"I...." I stuttered. Stammered. Begun to shake. The tears started to come. The tears I had let myself tuck away during my final weeks, days, hours in Calgary. The tears I suppressed while cuddling Jaya, celebrating Hillary's early birthday, drinking wine with Lisa, going through the final ETS classes. It was as though all those tears came at once, the sadness of leaving Calgary, the fear that had been burning down inside my guts for weeks on end, the big black hole the future now was, the terrible uncertainty of what was coming next. The end of this chapter, the next one blank, completely blank, with only a highway stretching west all the way to the ocean.

We stood in silence in the parkade, her in her matching PJs, me crying my mascara in long streaks into my collar. Like my limbs were stuffed with lead I put myself into my car and drove to Jon's. I let my brain roll over and over and mull through the experience of leaving I place I loved, loved to hate, and all the people that contributed to the Love part.

The raw emotion will stick through this transition. Yesterday morning as we drove toward Kelowna through the mountains the sun shone through the trees, reminding me of the moment I arrived in Calgary six years ago. I let myself keep crying the tears, alternating with happy music as a distraction, trying to think forward to my goals, trying to keep believing all of this will pass, will get better, will settle. That the happiness and joy that I had in Calgary I will have again in a new place, with new people, with new things I cannot begin to imagine. I let more tears slide from under my eyelids. I let myself be afraid. And sad. Very, very sad. My phone buzzes, as if on cue.

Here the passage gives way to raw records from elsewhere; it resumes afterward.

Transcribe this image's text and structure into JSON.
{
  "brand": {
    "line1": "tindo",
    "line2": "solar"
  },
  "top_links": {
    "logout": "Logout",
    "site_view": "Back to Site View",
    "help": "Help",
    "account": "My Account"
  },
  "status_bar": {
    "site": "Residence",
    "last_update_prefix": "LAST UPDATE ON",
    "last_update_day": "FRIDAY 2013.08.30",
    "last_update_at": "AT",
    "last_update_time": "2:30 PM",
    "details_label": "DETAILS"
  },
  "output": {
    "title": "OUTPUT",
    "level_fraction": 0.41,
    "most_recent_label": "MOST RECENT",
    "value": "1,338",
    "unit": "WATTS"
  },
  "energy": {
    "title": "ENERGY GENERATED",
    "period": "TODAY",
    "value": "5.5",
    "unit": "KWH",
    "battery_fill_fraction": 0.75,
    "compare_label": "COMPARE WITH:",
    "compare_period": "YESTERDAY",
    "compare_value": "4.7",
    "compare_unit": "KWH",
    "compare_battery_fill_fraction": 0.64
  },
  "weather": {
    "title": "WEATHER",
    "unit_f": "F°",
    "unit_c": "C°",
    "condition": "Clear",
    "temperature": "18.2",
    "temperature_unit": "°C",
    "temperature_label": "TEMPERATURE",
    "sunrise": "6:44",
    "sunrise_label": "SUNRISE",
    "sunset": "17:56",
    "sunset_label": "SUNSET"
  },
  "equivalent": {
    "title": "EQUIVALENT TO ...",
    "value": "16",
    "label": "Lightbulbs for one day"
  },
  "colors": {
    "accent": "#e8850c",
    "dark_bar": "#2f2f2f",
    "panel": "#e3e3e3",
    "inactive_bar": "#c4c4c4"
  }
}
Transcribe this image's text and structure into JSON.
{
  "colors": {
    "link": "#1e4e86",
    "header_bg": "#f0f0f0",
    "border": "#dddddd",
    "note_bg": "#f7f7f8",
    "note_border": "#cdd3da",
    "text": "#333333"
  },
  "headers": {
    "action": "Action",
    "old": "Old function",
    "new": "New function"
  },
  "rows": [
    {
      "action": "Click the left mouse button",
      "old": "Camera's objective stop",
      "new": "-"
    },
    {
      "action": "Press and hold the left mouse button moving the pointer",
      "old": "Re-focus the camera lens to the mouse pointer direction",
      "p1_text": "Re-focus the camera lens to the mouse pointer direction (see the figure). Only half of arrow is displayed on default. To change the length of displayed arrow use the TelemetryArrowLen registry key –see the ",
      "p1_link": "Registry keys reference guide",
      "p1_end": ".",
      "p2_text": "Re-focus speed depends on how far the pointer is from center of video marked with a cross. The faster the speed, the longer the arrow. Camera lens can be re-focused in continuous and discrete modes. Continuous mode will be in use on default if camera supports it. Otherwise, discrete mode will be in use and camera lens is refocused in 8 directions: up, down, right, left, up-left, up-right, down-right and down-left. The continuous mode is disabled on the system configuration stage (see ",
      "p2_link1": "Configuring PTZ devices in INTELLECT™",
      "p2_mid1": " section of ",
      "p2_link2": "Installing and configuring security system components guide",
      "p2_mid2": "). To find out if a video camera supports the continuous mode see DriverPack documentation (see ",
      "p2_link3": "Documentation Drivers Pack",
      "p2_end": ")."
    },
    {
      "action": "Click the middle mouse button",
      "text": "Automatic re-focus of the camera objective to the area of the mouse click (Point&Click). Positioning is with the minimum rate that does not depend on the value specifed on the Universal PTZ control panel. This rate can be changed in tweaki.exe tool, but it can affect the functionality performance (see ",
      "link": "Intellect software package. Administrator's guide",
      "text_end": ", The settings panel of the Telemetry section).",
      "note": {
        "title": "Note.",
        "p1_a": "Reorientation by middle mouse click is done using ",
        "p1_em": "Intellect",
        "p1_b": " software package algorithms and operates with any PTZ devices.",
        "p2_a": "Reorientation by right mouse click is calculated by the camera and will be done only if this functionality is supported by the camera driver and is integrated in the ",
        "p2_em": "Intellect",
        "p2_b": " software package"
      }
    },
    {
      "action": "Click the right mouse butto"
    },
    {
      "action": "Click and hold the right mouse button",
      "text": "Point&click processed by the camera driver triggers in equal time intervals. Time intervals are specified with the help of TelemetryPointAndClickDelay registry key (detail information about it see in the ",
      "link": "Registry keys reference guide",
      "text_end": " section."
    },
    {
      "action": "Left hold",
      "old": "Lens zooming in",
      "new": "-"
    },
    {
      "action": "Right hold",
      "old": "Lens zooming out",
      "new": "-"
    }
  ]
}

"Thinking of you... missing you already. xo"

Me too, Hillary. Me too.

Progressive dinner, 2009
Grey Cup, 2009
Stampede 2010